Aug 14, 1998
Cosmic rays are high energy particles that bombard the Earth from outer space. The origin of the very highest energy rays is a mystery, but astronomers have long thought that interactions with the cosmic microwave background - photons left over from the big bang - place an upper limit on their energy. This so-called Greisen-Zatsepin-Kuz'min limit is about 5 x 1019 eV, which is millions of times higher than the most energetic particle accelerators. However, astronomers at the Akeno Giant Air Shower Array (AGASA) in Japan now have evidence for six cosmic rays with energies above this limit. (Phys. Rev. Lett. 81 1163).
Speculation on the origin of high energy cosmic rays has existed for some time. The best candidates are massive supernova explosions or the decay of superheavy particles near the beginning of the universe.
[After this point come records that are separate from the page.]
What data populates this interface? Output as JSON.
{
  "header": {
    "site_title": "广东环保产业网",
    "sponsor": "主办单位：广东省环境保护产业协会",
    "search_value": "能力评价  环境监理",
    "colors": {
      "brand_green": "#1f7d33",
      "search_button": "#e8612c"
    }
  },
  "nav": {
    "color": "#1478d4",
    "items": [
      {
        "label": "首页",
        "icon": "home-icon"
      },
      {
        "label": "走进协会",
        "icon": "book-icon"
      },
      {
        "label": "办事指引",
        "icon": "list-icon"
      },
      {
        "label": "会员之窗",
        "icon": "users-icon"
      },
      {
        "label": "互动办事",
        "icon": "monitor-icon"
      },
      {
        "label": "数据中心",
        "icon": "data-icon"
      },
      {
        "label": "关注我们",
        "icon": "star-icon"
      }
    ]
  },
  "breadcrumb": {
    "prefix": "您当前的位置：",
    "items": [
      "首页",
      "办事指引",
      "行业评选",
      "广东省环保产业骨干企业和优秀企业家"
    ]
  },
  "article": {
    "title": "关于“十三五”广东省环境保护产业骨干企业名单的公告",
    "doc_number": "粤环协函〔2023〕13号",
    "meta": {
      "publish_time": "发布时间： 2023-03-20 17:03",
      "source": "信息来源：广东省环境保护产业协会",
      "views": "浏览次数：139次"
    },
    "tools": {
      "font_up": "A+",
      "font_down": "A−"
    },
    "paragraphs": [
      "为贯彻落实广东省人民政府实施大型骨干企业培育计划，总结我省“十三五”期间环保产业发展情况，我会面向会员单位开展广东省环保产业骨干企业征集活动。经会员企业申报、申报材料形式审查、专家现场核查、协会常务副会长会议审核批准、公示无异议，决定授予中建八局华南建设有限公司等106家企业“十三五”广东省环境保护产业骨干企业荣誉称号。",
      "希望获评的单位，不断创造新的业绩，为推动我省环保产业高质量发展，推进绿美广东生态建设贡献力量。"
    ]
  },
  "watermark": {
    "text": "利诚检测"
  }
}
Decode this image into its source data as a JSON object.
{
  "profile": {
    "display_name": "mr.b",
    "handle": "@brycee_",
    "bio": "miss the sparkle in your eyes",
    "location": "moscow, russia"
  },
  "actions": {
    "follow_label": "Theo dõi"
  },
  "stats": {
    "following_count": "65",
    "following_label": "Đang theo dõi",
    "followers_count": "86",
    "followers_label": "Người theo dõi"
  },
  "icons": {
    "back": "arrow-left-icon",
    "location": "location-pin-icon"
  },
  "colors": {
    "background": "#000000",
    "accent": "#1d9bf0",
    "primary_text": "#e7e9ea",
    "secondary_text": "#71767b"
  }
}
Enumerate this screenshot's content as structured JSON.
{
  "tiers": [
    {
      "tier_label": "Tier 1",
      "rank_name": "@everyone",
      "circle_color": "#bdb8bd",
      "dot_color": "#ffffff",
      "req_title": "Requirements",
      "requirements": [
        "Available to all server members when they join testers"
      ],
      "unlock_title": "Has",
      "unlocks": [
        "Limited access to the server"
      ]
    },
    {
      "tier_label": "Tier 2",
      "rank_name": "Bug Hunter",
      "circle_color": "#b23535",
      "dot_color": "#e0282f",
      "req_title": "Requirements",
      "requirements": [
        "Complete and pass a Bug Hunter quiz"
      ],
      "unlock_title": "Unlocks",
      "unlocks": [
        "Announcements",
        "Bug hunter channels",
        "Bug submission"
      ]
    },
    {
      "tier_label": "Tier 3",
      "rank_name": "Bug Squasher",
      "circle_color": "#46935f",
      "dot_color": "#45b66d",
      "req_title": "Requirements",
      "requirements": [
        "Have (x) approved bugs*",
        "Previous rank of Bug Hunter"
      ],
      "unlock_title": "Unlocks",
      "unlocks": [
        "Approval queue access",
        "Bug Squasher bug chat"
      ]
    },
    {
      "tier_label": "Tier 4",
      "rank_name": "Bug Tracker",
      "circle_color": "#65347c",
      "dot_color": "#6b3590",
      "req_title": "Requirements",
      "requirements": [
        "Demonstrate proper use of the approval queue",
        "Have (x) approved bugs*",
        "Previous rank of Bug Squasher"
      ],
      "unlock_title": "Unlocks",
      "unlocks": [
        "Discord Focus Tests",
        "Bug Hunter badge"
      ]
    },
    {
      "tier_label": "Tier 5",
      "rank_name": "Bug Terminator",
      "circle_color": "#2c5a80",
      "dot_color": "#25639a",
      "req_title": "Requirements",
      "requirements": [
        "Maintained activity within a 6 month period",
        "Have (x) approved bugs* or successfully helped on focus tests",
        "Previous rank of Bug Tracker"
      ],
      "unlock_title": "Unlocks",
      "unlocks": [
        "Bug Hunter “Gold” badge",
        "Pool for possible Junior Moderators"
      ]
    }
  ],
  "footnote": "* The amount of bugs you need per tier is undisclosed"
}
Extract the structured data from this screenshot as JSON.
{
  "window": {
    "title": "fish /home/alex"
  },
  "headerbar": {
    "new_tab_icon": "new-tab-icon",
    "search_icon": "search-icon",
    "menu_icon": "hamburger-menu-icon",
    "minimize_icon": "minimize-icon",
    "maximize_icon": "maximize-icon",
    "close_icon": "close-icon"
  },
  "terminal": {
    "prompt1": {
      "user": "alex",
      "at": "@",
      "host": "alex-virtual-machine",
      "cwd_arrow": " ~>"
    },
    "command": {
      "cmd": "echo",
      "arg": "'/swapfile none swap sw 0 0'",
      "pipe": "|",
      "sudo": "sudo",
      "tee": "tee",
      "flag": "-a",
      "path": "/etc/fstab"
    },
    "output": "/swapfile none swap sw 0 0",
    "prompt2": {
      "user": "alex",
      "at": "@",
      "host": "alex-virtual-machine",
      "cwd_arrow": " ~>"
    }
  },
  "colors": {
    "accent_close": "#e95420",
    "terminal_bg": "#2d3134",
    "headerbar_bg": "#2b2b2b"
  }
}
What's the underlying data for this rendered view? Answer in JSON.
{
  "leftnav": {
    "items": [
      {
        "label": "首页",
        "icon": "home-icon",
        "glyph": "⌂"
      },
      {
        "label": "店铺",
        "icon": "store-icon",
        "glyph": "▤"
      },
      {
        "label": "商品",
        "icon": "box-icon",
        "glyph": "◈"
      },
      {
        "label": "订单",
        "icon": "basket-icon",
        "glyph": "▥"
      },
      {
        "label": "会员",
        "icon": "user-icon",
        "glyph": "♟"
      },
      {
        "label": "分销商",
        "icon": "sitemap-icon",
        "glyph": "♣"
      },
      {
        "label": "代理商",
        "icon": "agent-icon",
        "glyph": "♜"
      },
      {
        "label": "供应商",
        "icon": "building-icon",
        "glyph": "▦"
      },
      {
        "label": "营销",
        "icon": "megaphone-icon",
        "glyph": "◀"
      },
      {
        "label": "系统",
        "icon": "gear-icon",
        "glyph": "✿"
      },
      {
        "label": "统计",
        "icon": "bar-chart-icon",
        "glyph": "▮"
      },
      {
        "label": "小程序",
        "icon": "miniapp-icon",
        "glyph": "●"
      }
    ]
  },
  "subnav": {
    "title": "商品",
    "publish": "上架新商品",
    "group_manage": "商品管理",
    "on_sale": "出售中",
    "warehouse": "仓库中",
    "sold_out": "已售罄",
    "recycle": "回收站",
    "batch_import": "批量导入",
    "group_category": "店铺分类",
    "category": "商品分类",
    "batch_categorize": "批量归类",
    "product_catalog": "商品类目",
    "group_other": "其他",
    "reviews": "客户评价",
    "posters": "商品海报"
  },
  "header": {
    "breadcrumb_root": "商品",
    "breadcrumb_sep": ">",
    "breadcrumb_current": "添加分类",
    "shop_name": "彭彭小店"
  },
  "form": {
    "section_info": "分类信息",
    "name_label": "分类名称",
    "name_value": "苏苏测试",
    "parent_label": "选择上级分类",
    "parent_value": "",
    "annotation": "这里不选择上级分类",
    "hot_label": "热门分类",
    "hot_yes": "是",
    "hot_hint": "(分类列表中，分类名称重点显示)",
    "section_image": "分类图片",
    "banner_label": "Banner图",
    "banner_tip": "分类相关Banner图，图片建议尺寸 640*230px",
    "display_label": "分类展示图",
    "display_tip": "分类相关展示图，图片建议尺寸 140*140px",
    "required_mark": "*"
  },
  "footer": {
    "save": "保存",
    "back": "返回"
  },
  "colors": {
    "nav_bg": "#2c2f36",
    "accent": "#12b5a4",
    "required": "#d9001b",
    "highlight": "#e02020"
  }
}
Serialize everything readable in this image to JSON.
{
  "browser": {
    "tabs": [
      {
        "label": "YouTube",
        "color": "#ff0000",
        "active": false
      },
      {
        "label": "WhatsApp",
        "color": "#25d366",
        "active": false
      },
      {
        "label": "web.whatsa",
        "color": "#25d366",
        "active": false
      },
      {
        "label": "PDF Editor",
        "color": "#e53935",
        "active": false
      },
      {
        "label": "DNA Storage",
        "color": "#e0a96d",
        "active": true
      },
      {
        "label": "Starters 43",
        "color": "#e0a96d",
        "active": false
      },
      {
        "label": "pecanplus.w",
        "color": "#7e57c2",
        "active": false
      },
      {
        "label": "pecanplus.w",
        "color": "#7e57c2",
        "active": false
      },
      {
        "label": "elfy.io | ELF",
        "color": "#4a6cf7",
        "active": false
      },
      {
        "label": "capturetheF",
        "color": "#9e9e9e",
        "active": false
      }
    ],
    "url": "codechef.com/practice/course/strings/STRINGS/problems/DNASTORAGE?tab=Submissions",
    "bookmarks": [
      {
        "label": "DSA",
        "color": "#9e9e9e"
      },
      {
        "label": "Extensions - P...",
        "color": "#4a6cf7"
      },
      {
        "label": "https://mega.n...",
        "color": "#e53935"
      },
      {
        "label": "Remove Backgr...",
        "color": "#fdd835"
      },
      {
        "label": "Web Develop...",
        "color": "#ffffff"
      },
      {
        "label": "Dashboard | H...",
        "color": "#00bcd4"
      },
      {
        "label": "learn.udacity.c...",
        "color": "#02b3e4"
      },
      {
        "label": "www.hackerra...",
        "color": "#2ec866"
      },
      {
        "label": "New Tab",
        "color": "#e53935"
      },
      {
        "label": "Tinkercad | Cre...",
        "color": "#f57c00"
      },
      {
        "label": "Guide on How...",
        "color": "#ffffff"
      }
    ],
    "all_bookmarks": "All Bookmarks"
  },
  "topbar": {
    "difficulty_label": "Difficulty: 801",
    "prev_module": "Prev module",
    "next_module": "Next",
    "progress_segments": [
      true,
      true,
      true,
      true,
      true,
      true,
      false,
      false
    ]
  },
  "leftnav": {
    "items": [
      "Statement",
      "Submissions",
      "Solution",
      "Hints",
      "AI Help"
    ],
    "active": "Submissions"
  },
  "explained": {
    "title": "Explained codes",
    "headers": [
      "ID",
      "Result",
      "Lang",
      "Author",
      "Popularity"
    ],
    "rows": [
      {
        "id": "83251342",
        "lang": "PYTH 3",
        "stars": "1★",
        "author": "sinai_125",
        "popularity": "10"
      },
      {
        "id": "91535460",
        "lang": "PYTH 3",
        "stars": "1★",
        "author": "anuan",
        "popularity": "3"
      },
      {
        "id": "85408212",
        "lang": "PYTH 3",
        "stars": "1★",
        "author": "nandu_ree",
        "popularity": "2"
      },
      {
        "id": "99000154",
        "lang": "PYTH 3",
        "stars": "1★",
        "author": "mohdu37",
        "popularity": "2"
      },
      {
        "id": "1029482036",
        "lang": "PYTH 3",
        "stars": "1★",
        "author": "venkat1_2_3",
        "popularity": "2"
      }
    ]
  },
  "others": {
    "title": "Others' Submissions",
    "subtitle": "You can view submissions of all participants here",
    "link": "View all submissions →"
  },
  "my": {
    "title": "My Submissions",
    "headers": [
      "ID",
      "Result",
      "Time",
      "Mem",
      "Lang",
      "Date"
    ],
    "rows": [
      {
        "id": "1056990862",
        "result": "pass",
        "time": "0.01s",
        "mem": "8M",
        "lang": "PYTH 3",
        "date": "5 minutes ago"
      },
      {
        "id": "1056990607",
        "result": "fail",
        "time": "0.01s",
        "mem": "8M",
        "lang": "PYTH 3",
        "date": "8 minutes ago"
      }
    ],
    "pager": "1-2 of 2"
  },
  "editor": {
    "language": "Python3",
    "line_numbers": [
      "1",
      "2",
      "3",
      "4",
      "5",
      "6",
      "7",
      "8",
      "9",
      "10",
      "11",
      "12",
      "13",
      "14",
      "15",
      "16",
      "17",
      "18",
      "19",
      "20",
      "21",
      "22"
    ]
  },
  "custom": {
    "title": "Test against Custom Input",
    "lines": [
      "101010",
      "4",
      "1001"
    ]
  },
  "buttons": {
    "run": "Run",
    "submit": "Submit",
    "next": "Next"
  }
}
The AGASA results show that the energy spectrum extends beyond 1020 eV, but they have been unable to identify sources for any of the six highest-energy rays they have detected - although they do know that the sources must be within 50 megaparsecs of the solar system, which is "nearby" in astrophysical terms.
The team says that the results lead "highest energy cosmic-ray physics into a much more exciting stage" and that these mysteries might be solved by a new generation of cosmic-ray experiments such as the Telescope Array, the High Resolution Fly's Eye and the Auger project.